Media Solutions Center America saw dozens of staffers laid off earlier this month, according to multiple sources. Exact numbers are hard to come by, but one source estimated that as much as 15% of the staff may have been affected. I’ve been told that MSCA employed around 250 people total before the cuts went into effect.
A Samsung spokesperson declined to comment on “rumors and speculation” when contacted for this story, adding: “What we can tell you is that Samsung remains committed to delivering engaging, connected entertainment experiences through its Milk platform, and we continue to expand our library of music, video and virtual reality.”
These layoffs come just a few weeks after Kevin Swint, Samsung’s VP of content and services, left the unit, according to sources.

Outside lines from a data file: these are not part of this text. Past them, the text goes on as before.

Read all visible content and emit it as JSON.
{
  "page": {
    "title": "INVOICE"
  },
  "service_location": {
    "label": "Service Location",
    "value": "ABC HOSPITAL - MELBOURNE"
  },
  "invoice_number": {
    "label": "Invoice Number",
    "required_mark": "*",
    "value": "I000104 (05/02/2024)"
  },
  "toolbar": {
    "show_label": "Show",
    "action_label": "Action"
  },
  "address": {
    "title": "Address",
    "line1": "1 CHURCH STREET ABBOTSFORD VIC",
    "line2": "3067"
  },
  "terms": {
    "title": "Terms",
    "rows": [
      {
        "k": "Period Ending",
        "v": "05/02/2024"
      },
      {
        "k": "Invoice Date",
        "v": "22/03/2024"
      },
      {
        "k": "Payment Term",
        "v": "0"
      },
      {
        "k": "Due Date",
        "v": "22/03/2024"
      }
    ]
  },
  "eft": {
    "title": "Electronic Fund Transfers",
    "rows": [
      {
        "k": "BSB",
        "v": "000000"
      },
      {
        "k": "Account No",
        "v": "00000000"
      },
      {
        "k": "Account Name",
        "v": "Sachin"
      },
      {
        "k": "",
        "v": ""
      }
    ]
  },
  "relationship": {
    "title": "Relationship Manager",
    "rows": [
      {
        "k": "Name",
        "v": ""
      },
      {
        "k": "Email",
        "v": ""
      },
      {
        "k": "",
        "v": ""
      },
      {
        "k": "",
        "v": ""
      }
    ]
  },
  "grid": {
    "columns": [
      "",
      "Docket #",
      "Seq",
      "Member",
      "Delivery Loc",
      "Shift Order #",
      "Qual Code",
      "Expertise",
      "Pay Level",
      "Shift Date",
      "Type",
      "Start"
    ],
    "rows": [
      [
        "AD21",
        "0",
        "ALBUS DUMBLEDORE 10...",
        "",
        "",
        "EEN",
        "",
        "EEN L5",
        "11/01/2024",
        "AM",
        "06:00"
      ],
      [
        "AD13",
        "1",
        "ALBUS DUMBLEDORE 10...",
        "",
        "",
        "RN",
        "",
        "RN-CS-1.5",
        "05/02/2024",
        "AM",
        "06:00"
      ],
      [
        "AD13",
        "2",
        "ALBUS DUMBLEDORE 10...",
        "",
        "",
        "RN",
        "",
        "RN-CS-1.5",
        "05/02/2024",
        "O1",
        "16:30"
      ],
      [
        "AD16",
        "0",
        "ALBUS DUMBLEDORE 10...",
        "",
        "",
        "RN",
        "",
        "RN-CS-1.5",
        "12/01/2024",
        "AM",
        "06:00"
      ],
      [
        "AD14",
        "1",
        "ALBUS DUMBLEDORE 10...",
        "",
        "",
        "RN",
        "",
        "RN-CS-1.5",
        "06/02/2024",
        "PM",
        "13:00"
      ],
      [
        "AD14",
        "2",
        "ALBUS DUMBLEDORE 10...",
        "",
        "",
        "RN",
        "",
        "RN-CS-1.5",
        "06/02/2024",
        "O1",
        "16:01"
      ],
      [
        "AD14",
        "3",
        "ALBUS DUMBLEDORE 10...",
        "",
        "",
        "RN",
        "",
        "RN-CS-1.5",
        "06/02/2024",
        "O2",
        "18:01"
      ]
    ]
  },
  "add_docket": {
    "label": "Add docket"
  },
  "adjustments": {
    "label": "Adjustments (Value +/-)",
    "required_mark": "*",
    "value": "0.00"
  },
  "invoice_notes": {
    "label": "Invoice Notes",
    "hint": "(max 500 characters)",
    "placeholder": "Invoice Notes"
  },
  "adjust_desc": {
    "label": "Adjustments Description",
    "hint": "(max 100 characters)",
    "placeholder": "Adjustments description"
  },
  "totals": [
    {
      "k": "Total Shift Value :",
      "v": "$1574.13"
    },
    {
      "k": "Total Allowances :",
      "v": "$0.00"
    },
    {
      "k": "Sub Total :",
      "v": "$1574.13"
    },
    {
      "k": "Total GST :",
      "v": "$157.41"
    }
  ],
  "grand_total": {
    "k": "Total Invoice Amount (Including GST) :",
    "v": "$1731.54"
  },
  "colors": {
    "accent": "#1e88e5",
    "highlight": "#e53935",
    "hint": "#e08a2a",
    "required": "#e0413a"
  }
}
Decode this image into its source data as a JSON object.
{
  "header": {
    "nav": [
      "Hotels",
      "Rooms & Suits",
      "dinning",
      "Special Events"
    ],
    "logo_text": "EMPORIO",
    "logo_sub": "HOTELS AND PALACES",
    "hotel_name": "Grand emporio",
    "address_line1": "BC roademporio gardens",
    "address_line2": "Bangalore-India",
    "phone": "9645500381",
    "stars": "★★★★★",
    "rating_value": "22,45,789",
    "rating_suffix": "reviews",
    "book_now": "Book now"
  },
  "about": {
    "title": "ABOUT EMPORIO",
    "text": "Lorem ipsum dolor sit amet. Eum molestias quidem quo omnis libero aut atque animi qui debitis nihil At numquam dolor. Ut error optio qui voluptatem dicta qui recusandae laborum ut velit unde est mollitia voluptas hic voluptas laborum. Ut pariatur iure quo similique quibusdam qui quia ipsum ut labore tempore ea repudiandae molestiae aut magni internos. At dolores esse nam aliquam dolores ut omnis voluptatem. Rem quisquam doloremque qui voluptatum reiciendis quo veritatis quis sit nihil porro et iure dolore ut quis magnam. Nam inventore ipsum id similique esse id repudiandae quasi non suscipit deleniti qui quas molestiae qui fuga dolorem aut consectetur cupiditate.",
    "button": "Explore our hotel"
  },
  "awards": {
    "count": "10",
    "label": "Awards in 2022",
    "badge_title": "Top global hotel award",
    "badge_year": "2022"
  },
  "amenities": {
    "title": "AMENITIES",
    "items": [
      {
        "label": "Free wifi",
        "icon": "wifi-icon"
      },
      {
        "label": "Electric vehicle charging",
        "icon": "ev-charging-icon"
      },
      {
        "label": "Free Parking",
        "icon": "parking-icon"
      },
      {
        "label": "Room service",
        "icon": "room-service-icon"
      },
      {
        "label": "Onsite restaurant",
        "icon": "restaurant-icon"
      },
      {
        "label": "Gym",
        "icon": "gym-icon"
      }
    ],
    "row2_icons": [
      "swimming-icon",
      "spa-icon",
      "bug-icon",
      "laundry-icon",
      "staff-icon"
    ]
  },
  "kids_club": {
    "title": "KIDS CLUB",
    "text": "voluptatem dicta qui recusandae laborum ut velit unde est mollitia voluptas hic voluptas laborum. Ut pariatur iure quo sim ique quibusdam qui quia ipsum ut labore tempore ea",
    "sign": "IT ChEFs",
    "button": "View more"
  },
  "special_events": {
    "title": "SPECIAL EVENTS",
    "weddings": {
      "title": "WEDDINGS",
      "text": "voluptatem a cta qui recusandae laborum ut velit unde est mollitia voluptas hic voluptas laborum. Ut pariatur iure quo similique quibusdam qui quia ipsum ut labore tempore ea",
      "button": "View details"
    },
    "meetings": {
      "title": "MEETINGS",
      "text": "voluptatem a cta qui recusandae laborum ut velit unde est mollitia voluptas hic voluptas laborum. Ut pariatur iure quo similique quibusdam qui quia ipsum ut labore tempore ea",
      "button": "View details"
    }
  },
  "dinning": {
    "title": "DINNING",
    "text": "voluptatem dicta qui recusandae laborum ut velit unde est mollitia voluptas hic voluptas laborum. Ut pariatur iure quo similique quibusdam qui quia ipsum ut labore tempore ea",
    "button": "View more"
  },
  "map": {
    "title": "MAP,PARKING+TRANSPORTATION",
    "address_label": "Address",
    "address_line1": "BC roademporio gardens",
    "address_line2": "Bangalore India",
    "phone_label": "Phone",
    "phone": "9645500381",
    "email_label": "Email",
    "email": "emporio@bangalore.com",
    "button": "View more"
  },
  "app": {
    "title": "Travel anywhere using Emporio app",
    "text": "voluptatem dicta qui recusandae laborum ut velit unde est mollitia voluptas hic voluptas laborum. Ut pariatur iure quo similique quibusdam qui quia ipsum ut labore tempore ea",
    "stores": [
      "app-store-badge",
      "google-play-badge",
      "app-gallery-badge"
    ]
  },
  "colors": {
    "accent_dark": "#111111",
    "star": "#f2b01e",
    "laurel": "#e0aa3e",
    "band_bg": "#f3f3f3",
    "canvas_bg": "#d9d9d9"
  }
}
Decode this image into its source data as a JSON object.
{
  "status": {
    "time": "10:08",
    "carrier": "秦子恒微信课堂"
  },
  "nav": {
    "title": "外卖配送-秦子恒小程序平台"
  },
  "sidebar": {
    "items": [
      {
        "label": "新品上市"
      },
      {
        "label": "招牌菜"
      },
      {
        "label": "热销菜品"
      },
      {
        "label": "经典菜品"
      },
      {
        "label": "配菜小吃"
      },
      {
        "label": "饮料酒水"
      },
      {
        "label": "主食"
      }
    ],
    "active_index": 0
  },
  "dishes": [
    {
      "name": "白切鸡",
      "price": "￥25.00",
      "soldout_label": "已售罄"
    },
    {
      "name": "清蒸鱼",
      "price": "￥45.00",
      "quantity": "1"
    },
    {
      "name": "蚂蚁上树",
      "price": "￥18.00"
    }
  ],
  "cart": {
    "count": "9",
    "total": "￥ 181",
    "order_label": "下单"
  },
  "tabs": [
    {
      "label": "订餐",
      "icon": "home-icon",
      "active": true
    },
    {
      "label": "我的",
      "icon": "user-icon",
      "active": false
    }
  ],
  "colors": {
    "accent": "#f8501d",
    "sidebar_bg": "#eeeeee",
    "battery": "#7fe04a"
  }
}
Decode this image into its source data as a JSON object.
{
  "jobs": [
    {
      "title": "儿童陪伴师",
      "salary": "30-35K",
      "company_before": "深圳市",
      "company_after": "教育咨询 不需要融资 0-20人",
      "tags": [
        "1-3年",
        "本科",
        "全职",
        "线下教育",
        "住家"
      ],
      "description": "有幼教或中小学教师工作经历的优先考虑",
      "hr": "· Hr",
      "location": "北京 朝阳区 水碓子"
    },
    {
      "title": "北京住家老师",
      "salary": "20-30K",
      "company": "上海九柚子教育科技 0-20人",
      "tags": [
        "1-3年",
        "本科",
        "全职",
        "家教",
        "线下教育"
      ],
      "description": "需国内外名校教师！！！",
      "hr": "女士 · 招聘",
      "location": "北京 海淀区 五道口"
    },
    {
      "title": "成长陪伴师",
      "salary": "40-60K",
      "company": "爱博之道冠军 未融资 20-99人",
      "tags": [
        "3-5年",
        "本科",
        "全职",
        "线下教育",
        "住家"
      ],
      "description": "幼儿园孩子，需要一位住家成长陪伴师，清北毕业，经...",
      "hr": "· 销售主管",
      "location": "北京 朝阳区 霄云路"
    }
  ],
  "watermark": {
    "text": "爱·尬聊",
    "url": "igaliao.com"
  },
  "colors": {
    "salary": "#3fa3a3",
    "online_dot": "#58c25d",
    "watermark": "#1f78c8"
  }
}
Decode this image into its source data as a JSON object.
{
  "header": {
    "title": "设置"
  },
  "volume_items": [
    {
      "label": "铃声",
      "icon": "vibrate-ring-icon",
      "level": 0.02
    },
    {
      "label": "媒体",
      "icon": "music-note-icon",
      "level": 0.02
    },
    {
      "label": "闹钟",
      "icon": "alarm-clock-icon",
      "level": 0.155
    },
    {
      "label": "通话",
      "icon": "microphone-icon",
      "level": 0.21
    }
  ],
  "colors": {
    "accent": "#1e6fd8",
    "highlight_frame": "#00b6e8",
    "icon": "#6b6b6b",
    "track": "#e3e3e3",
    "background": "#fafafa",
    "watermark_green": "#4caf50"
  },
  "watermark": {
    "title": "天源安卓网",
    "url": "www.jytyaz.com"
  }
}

Swint came to Samsung over two years ago from Apple, where he ran the iTunes video business. At Samsung, he was most recently responsible for Milk Video, a shortform video curation and aggregation app that launched in late 2014.
Milk Video has been part of a new approach toward mobile media within Samsung that began with the launch of Milk Music in March 2014. Previously, Samsung was trying to directly compete with download stores like iTunes and Google Play to generate additional revenue through media sales. But its own Media Hub apps never caught on with consumers. Samsung eventually decided to get out of the content store business altogether, shuttering digital storefronts for music, video and ebooks last summer.
Instead, the company aimed to build free and ad-supported services that wouldn’t necessarily make a lot of money on their own, but help Samsung products stand out in an increasingly crowded market — something that the company desperately needed as sales of its flagship phones fell well below expectations.
Milk Music was the first attempt for such a service-centric approach. The app offers users Pandora-like personalized radio streams through a unique user interface, and was initially available only on select Samsung handsets, but eventually launched on the Web and Samsung smart TVs as well.
Milk Video launched in November with a similar design language, and a premise to become a more curated alternative to Google’s YouTube. Samsung struck partnerships with mobile video makers like Tastemade, CollegeHumor and Machinima for the service and secured some exclusive content from Funny or Die and Vice.
The company also launched a service called Milk VR for its Gear VR headset in January, and there was talk that Samsung might over time launch other Milk-themed apps for additional verticals like sports. But with the recent cuts, it’s unclear whether any of those apps will see the light of day — especially because Samsung is reportedly on a cost-cutting mission that may see the company shift course on a number of fronts.
Jay Y. Lee, who is expected to take over as Samsung’s chairman any day now, is likely going to focus much more on profitable parts of Samsung’s business and move away from a strategy that was purely based on scale, according to a recent Wall Street Journal report. Lee is also thought to be much more open to partnerships with third parties, which could potentially see Samsung outsource media for its devices altogether.